In addition to what it covers, it is also important for a corporate carbon neutral pledge to state how the target will be met. Will the target be accomplished directly by reducing emissions from the sources you control or influence, or will it happen indirectly through the use of Renewable Energy Certificates (RECs) or verified carbon offsets. A carbon neutral target may sound impressive, but stakeholders generally want to know what a company is actively doing to reduce its emissions. An overreliance on RECs or carbon offsets can open a company up to claims of “greenwashing” or solicit criticism from stakeholders who say the company is not doing all it can to reduce its emissions through its own policies and management systems. Carbon offsets also rely on robust, transparent, and well-run carbon markets, which are still in their infancy. In general, strategies for achieving carbon neutrality should emphasize emissions reductions through energy efficiency, changes to operations and supply chains, and zero carbon fuels and technologies, before turning to RECs and offsets. For credibility regarding carbon neutral claims, RECs and offsets should be third-party verified and purchased from a reputable seller or registry to ensure that they are “real, additional, permanent, quantifiable, and verified.”
Created to make the economic and financial investing world more aware of the risks and opportunities associated with managing GHG emissions, CDP (formerly known as the Carbon Disclosure Project) has emerged as the leading global registry of emissions inventories and carbon neutral commitments. Member organizations are asked to annually disclose detailed information and data related to all aspects of their sustainability plans and programs, including GHG inventory and reduction target information. In addition to supporting institutional investors in assessing the possible impacts of climate change on the value of their portfolios, the CDP’s reporting and scoring program encourages businesses to pay closer attention to their GHG emissions and overall sustainability performance. With the recent emergence of environmental, social, and governance (ESG)-focused investing, CDP’s impact on the large-scale movement of investment dollars has continued to grow in importance and influence.
CDP scoring favors companies that commit to actual reductions that align with the goals of the Paris Agreement and the related Science-Based Targets initiative (SBTi). Approaches to setting targets that align with SBTi while balancing direct and indirect reductions, including the effective and appropriate use of RECs and carbon offsets to achieve carbon neutrality, as well as ESG investing, will be subjects in upcoming posts to The Road to Carbon Neutrality.
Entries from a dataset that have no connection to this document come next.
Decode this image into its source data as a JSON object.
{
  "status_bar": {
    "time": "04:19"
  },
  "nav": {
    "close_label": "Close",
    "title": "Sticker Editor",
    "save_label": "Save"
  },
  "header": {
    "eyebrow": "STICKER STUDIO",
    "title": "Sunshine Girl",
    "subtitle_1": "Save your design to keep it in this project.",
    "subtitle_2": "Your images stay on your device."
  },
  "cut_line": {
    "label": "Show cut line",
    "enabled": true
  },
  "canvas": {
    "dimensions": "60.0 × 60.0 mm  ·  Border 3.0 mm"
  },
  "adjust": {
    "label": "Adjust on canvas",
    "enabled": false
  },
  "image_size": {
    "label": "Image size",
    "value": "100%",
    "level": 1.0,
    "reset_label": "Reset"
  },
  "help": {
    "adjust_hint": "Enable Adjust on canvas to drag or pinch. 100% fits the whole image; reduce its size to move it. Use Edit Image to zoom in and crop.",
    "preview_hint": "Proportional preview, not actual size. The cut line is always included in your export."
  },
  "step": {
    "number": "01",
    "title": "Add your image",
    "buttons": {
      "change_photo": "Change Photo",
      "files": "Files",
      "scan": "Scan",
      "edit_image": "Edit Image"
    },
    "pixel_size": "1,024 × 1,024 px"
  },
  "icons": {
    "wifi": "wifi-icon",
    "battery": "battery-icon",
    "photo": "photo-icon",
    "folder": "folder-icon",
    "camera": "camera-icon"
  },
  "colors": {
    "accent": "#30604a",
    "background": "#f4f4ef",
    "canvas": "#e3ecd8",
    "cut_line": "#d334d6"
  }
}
1 NewClimate Institute & Data-Driven EnviroLab, 2020. Navigating the Nuances of Net-zero Targets.